(EXERCISE DIRECTIONS): Find the string "glyph" in the listing below and return each line it appears in.

(RECORDS FOR THE TASK):
+ + + +
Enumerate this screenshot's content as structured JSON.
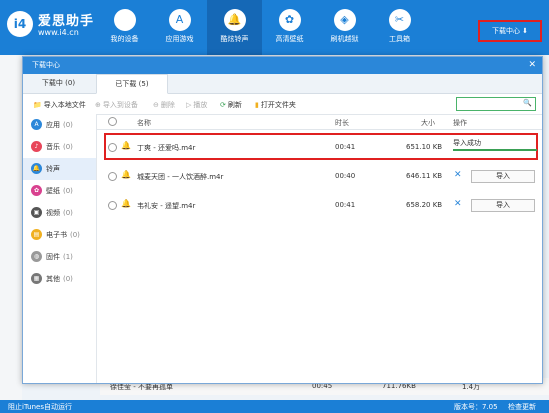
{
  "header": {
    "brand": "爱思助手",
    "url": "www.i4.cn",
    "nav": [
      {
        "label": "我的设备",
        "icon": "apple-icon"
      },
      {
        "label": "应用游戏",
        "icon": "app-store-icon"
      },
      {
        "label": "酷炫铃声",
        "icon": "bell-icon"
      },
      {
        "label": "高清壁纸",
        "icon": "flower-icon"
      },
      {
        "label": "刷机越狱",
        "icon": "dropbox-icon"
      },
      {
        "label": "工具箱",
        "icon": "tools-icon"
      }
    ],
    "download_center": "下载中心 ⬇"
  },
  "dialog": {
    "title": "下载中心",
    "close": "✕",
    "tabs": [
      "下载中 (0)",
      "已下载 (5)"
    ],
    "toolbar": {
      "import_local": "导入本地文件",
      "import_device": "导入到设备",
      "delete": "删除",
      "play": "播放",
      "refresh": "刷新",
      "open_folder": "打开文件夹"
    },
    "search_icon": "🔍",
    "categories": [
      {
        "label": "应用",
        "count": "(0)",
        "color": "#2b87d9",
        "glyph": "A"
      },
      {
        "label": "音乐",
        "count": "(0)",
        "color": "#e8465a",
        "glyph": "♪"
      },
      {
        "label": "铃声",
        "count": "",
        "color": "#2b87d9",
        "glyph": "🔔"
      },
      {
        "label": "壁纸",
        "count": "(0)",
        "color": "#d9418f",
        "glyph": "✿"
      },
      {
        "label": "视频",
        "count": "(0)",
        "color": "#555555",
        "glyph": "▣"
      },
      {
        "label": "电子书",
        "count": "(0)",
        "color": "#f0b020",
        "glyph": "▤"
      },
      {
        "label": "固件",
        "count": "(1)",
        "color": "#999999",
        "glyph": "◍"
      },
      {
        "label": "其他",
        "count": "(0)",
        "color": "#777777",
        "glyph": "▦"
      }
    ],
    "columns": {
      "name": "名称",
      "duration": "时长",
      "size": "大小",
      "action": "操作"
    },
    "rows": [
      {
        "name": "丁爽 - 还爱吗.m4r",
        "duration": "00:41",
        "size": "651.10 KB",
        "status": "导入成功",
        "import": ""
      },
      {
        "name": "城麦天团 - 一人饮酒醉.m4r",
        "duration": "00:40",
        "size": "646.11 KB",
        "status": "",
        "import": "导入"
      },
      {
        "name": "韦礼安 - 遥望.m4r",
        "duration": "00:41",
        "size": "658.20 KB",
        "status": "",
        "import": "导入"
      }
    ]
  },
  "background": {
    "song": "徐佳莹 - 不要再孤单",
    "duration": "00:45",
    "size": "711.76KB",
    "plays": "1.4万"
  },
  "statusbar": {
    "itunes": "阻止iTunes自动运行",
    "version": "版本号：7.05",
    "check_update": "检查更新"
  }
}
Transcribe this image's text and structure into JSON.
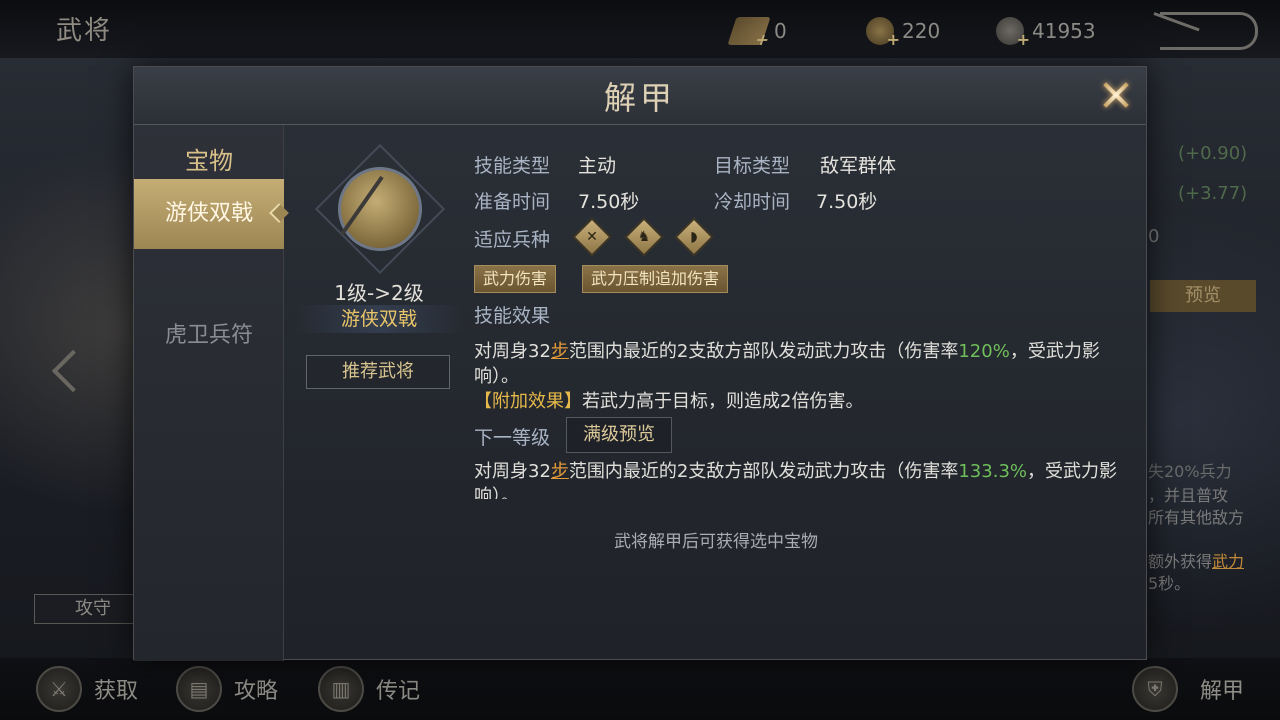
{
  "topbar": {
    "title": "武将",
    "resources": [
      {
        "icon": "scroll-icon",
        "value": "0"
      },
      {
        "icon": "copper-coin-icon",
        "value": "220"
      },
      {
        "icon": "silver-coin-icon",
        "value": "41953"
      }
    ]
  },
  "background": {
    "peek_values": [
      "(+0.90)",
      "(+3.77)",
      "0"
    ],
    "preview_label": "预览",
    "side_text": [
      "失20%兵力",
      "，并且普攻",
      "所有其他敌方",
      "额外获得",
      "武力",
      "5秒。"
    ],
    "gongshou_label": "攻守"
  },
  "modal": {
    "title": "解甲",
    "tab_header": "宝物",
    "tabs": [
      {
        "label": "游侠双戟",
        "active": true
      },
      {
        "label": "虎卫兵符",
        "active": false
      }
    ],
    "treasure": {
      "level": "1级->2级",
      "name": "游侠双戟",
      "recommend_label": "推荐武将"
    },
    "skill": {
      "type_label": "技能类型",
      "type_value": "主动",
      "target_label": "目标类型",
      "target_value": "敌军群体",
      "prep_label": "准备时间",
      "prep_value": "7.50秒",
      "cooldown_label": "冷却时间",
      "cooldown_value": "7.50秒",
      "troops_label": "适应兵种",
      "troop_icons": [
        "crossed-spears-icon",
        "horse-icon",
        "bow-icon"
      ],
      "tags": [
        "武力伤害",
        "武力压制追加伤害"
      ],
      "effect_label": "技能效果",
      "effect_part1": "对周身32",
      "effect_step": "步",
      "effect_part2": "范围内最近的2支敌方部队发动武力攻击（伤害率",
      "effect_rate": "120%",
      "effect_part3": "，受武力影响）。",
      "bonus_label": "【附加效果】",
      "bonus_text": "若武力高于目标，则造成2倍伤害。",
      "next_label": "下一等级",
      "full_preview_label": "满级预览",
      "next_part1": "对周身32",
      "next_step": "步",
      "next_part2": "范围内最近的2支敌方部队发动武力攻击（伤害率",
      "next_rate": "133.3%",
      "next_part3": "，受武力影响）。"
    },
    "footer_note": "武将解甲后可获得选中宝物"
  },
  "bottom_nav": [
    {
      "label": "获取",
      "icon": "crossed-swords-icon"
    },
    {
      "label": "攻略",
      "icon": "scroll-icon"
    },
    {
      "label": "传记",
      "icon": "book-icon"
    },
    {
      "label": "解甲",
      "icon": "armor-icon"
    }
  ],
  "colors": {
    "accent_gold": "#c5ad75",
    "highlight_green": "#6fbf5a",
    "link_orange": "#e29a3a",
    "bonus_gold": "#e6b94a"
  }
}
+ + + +
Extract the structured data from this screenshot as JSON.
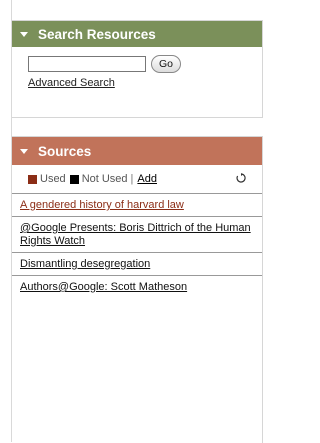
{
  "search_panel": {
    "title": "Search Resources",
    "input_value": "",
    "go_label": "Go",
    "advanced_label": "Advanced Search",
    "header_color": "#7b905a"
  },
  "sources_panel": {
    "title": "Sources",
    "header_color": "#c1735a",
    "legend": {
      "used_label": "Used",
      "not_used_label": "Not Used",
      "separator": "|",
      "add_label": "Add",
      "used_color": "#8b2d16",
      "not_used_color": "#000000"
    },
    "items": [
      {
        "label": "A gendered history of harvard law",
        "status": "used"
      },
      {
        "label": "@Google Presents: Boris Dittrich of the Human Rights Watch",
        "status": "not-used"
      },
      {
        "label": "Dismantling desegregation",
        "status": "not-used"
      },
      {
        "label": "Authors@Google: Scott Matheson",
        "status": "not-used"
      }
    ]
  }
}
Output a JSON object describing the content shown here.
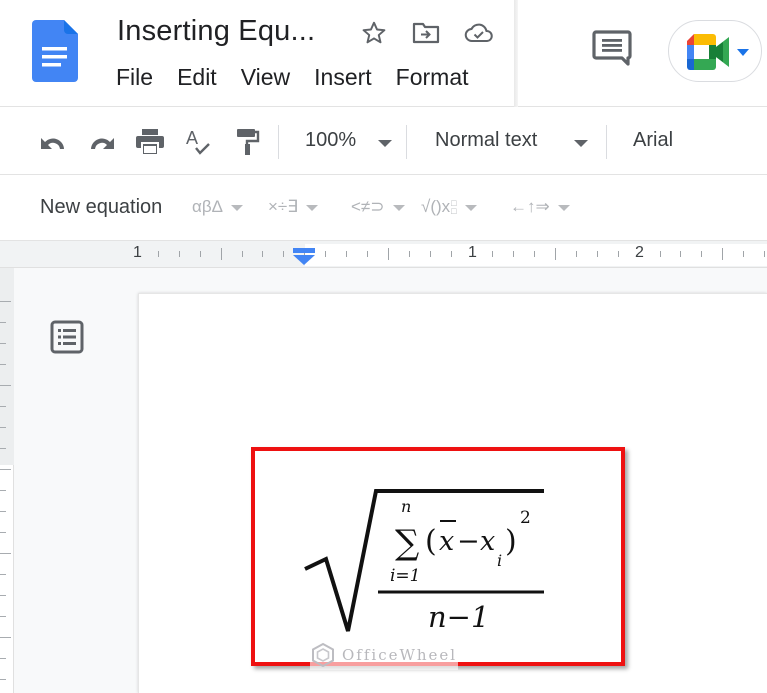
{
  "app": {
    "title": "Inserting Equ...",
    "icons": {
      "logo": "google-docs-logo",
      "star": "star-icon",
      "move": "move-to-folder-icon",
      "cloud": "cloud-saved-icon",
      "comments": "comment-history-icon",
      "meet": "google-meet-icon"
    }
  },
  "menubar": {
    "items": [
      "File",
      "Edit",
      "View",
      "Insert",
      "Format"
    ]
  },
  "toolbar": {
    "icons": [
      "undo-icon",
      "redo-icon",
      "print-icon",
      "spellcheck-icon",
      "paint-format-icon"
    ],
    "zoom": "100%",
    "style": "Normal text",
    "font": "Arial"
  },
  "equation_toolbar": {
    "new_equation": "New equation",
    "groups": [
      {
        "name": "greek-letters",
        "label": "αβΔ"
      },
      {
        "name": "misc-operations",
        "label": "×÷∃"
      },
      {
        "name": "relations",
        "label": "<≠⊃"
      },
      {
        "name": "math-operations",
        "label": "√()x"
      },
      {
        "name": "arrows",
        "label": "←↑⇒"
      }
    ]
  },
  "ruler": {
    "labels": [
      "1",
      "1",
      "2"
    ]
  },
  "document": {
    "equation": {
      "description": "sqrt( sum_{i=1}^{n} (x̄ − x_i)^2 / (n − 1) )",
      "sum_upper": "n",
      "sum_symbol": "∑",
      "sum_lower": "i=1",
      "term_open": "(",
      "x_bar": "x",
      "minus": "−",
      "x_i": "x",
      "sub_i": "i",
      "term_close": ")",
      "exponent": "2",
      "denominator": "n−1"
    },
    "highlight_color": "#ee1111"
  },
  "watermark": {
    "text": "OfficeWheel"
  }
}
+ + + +
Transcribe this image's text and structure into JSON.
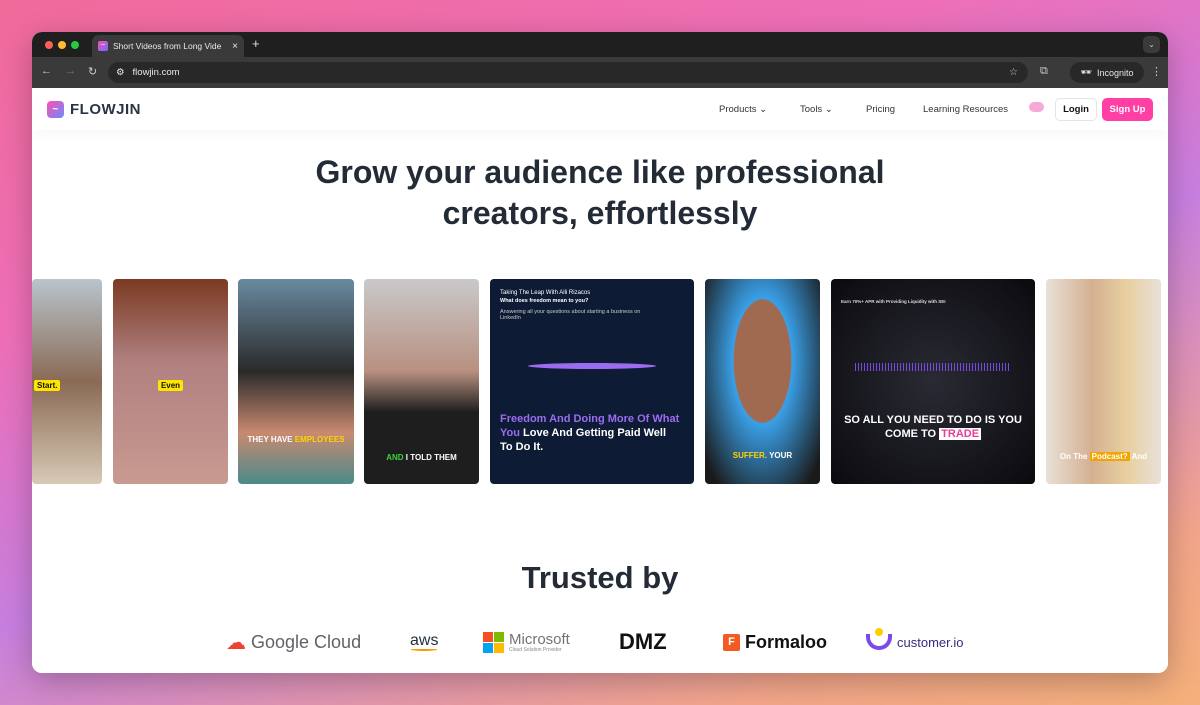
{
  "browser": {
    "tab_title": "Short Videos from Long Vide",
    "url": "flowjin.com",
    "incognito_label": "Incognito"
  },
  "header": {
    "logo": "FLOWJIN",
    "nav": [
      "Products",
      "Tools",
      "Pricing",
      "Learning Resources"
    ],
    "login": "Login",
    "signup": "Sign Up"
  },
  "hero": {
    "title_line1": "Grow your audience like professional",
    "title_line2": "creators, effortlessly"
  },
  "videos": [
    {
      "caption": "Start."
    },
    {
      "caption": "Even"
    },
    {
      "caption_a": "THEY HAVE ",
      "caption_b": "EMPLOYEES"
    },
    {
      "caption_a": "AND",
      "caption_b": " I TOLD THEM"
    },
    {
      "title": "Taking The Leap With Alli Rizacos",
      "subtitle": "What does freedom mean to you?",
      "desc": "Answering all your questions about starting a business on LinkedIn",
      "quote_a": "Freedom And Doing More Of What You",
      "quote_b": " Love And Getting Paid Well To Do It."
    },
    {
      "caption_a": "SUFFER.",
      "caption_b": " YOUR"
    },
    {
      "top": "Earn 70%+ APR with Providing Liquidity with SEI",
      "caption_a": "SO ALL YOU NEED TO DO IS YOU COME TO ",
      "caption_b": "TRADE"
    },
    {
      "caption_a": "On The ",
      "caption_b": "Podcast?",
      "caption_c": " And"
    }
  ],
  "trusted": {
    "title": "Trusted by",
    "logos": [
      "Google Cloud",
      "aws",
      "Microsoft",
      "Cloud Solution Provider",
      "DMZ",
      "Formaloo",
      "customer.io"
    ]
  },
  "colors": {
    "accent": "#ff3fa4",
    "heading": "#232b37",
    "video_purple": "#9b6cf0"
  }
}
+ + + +
(COMPLETED EXERCISE):
        "glyph": "A"
        "glyph": "♪"
        "glyph": "🔔"
        "glyph": "✿"
        "glyph": "▣"
        "glyph": "▤"
        "glyph": "◍"
        "glyph": "▦"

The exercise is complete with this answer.